Sildenafil, Kass says, was the focus of his research because it blocks or stops an enzyme, called phosphodiesterase 5 (PDE5A), involved in the breakdown of a key molecule, cyclic GMP, which serves as a "natural brake" to stresses and overgrowth in the heart. "We thought we could more strongly apply the brake on hypertrophy in the heart if we used sildenafil to prevent the breakdown of cyclic GMP," he says. The makers of the drug had no involvement in the design or support of the research. PDE5A is also the biological pathway blocked in the penis to prevent the relaxation of blood vessels and maintain erections.

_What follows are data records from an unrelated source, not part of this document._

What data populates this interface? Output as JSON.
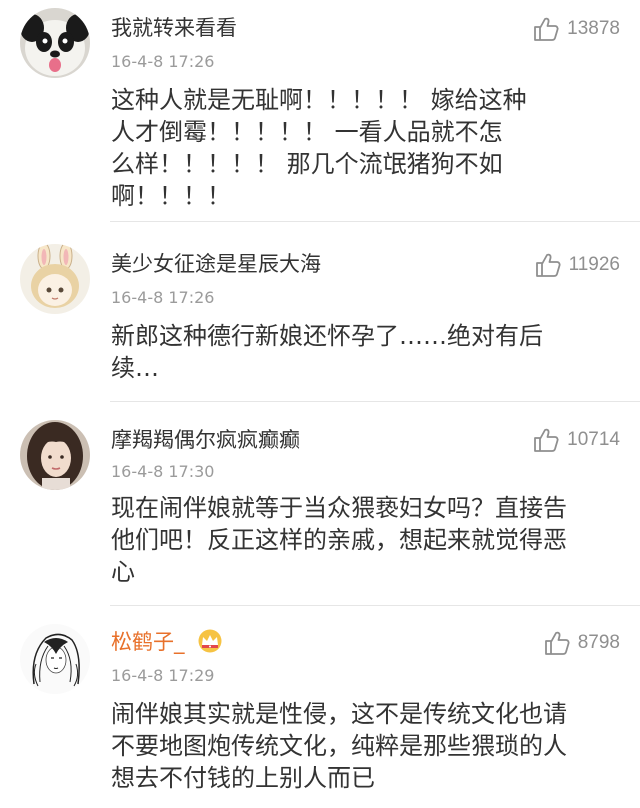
{
  "comments": [
    {
      "username": "我就转来看看",
      "time": "16-4-8 17:26",
      "likes": "13878",
      "text": "这种人就是无耻啊！！！！！ 嫁给这种\n人才倒霉！！！！！ 一看人品就不怎\n么样！！！！！ 那几个流氓猪狗不如\n啊！！！！",
      "avatar_icon": "panda-avatar"
    },
    {
      "username": "美少女征途是星辰大海",
      "time": "16-4-8 17:26",
      "likes": "11926",
      "text": "新郎这种德行新娘还怀孕了……绝对有后\n续…",
      "avatar_icon": "bunny-girl-avatar"
    },
    {
      "username": "摩羯羯偶尔疯疯癫癫",
      "time": "16-4-8 17:30",
      "likes": "10714",
      "text": "现在闹伴娘就等于当众猥亵妇女吗？直接告\n他们吧！反正这样的亲戚，想起来就觉得恶\n心",
      "avatar_icon": "girl-photo-avatar"
    },
    {
      "username": "松鹤子_",
      "time": "16-4-8 17:29",
      "likes": "8798",
      "text": "闹伴娘其实就是性侵，这不是传统文化也请\n不要地图炮传统文化，纯粹是那些猥琐的人\n想去不付钱的上别人而已",
      "avatar_icon": "sketch-woman-avatar",
      "badge_icon": "crown-icon",
      "name_color": "#e8712b"
    }
  ]
}
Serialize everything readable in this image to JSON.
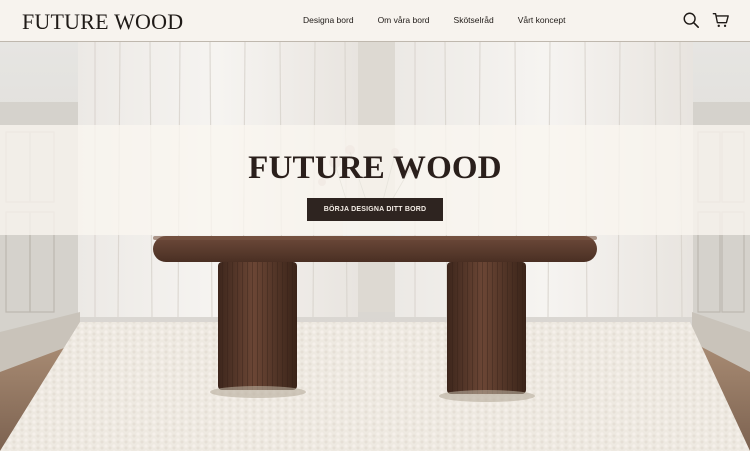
{
  "header": {
    "logo": "FUTURE WOOD",
    "nav": [
      {
        "label": "Designa bord"
      },
      {
        "label": "Om våra bord"
      },
      {
        "label": "Skötselråd"
      },
      {
        "label": "Vårt koncept"
      }
    ],
    "icons": [
      "search-icon",
      "cart-icon"
    ]
  },
  "hero": {
    "title": "FUTURE WOOD",
    "cta_label": "BÖRJA DESIGNA DITT BORD"
  },
  "colors": {
    "header_bg": "#f7f3ee",
    "text": "#1f1a17",
    "cta_bg": "#2e2420",
    "cta_text": "#f4ede6",
    "table_wood": "#5a3a2c"
  }
}
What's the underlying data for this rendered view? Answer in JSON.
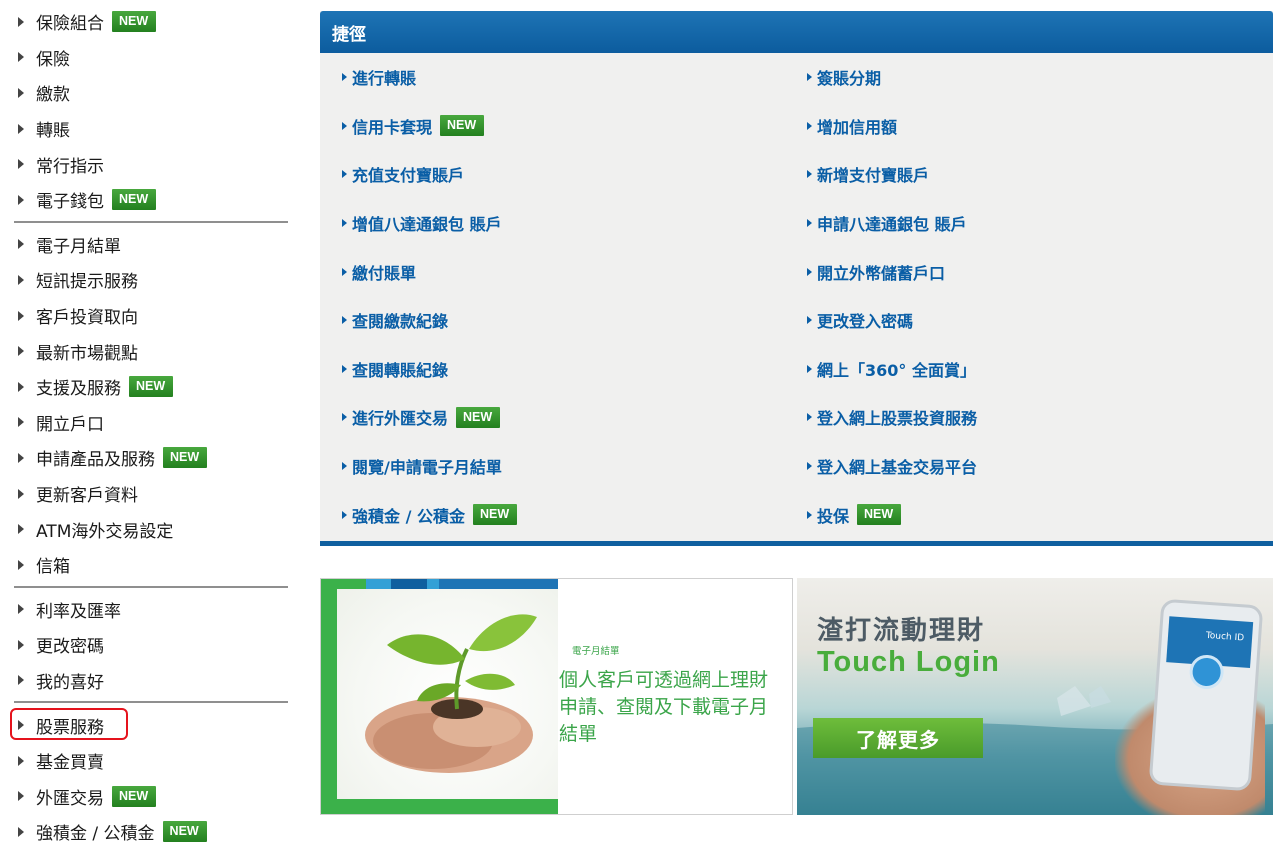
{
  "sidebar": {
    "new_label": "NEW",
    "items": [
      {
        "label": "保險組合",
        "new": true
      },
      {
        "label": "保險",
        "new": false
      },
      {
        "label": "繳款",
        "new": false
      },
      {
        "label": "轉賬",
        "new": false
      },
      {
        "label": "常行指示",
        "new": false
      },
      {
        "label": "電子錢包",
        "new": true
      },
      {
        "label": "電子月結單",
        "new": false
      },
      {
        "label": "短訊提示服務",
        "new": false
      },
      {
        "label": "客戶投資取向",
        "new": false
      },
      {
        "label": "最新市場觀點",
        "new": false
      },
      {
        "label": "支援及服務",
        "new": true
      },
      {
        "label": "開立戶口",
        "new": false
      },
      {
        "label": "申請產品及服務",
        "new": true
      },
      {
        "label": "更新客戶資料",
        "new": false
      },
      {
        "label": "ATM海外交易設定",
        "new": false
      },
      {
        "label": "信箱",
        "new": false
      },
      {
        "label": "利率及匯率",
        "new": false
      },
      {
        "label": "更改密碼",
        "new": false
      },
      {
        "label": "我的喜好",
        "new": false
      },
      {
        "label": "股票服務",
        "new": false
      },
      {
        "label": "基金買賣",
        "new": false
      },
      {
        "label": "外匯交易",
        "new": true
      },
      {
        "label": "強積金 / 公積金",
        "new": true
      }
    ]
  },
  "shortcuts": {
    "title": "捷徑",
    "items": [
      {
        "label": "進行轉賬",
        "new": false
      },
      {
        "label": "簽賬分期",
        "new": false
      },
      {
        "label": "信用卡套現",
        "new": true
      },
      {
        "label": "增加信用額",
        "new": false
      },
      {
        "label": "充值支付寶賬戶",
        "new": false
      },
      {
        "label": "新增支付寶賬戶",
        "new": false
      },
      {
        "label": "增值八達通銀包 賬戶",
        "new": false
      },
      {
        "label": "申請八達通銀包 賬戶",
        "new": false
      },
      {
        "label": "繳付賬單",
        "new": false
      },
      {
        "label": "開立外幣儲蓄戶口",
        "new": false
      },
      {
        "label": "查閱繳款紀錄",
        "new": false
      },
      {
        "label": "更改登入密碼",
        "new": false
      },
      {
        "label": "查閱轉賬紀錄",
        "new": false
      },
      {
        "label": "網上「360° 全面賞」",
        "new": false
      },
      {
        "label": "進行外匯交易",
        "new": true
      },
      {
        "label": "登入網上股票投資服務",
        "new": false
      },
      {
        "label": "閱覽/申請電子月結單",
        "new": false
      },
      {
        "label": "登入網上基金交易平台",
        "new": false
      },
      {
        "label": "強積金 / 公積金",
        "new": true
      },
      {
        "label": "投保",
        "new": true
      }
    ]
  },
  "banner_estatement": {
    "small_label": "電子月結單",
    "text": "個人客戶可透過網上理財申請、查閱及下載電子月結單"
  },
  "banner_touch": {
    "title": "渣打流動理財",
    "subtitle": "Touch Login",
    "button": "了解更多",
    "phone_text": "Touch ID"
  },
  "colors": {
    "header_blue": "#0c5c9e",
    "link_blue": "#0a5ea6",
    "new_green": "#2f8f2e",
    "highlight_red": "#e5131d"
  }
}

The Johns Hopkins findings, to be published in the journal Nature Medicine online Jan. 23, are the first to show that sildenafil is an effective treatment for a chronic heart condition. It is also the first study to reveal that the enzyme pathway blocked by sildenafil (PDE5A), never before known to play a significant role in the heart, is active when the heart is exposed to pressure stress and hypertrophied. The results provide some of the strongest evidence to date that blocking the heart's adaptive response to hypertrophy does not harm its function but, in fact, may improve it, Kass says. Already, plans are under way by the Hopkins researchers f
Contact: David March
Johns Hopkins Medical Institutions